▶ _ACTIVITY_: Which lines in the data below contain the word "Group"? Pull each of them out.

Component data from apps and pages:
=== Section Start ===

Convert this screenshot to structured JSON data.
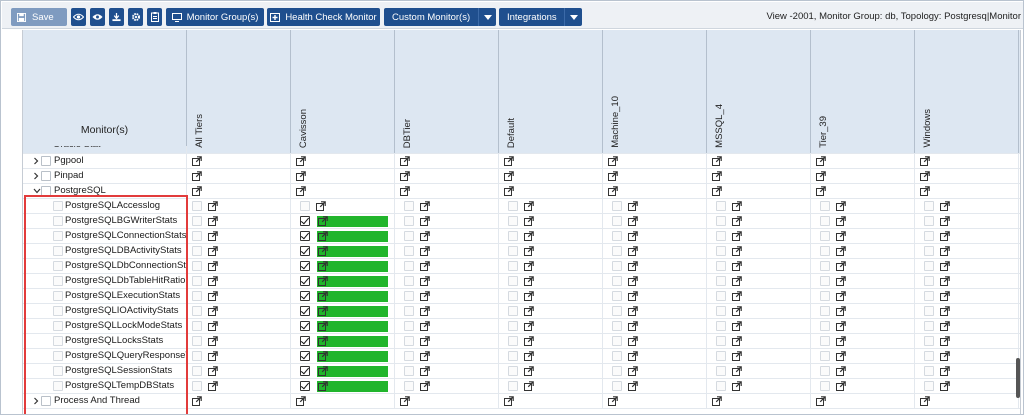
{
  "toolbar": {
    "save_label": "Save",
    "icons": [
      "eye-icon",
      "eye-icon",
      "download-icon",
      "gear-icon",
      "clipboard-icon"
    ],
    "monitor_groups_label": "Monitor Group(s)",
    "health_check_label": "Health Check Monitor",
    "custom_monitors_label": "Custom Monitor(s)",
    "integrations_label": "Integrations",
    "view_info": "View -2001, Monitor Group: db, Topology: Postgresq|Monitor"
  },
  "table": {
    "monitor_header": "Monitor(s)",
    "tiers": [
      "All Tiers",
      "Cavisson",
      "DBTier",
      "Default",
      "Machine_10",
      "MSSQL_4",
      "Tier_39",
      "Windows"
    ],
    "partial_row_label": "Oracle Stat",
    "parent_rows": [
      {
        "label": "Pgpool",
        "expanded": false
      },
      {
        "label": "Pinpad",
        "expanded": false
      },
      {
        "label": "PostgreSQL",
        "expanded": true
      }
    ],
    "child_rows": [
      {
        "label": "PostgreSQLAccesslog",
        "cavisson_checked": false
      },
      {
        "label": "PostgreSQLBGWriterStats",
        "cavisson_checked": true
      },
      {
        "label": "PostgreSQLConnectionStats",
        "cavisson_checked": true
      },
      {
        "label": "PostgreSQLDBActivityStats",
        "cavisson_checked": true
      },
      {
        "label": "PostgreSQLDbConnectionStati",
        "cavisson_checked": true
      },
      {
        "label": "PostgreSQLDbTableHitRatio",
        "cavisson_checked": true
      },
      {
        "label": "PostgreSQLExecutionStats",
        "cavisson_checked": true
      },
      {
        "label": "PostgreSQLIOActivityStats",
        "cavisson_checked": true
      },
      {
        "label": "PostgreSQLLockModeStats",
        "cavisson_checked": true
      },
      {
        "label": "PostgreSQLLocksStats",
        "cavisson_checked": true
      },
      {
        "label": "PostgreSQLQueryResponseTin",
        "cavisson_checked": true
      },
      {
        "label": "PostgreSQLSessionStats",
        "cavisson_checked": true
      },
      {
        "label": "PostgreSQLTempDBStats",
        "cavisson_checked": true
      }
    ],
    "last_row": {
      "label": "Process And Thread",
      "expanded": false
    },
    "colors": {
      "enabled_green": "#21b52c",
      "highlight_red": "#e23b3b",
      "header_bg": "#dde7f2",
      "button_blue": "#1f4f8e"
    }
  }
}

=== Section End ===

▶ _TASK OUTPUT_:
    "monitor_groups_label": "Monitor Group(s)",
    "view_info": "View -2001, Monitor Group: db, Topology: Postgresq|Monitor"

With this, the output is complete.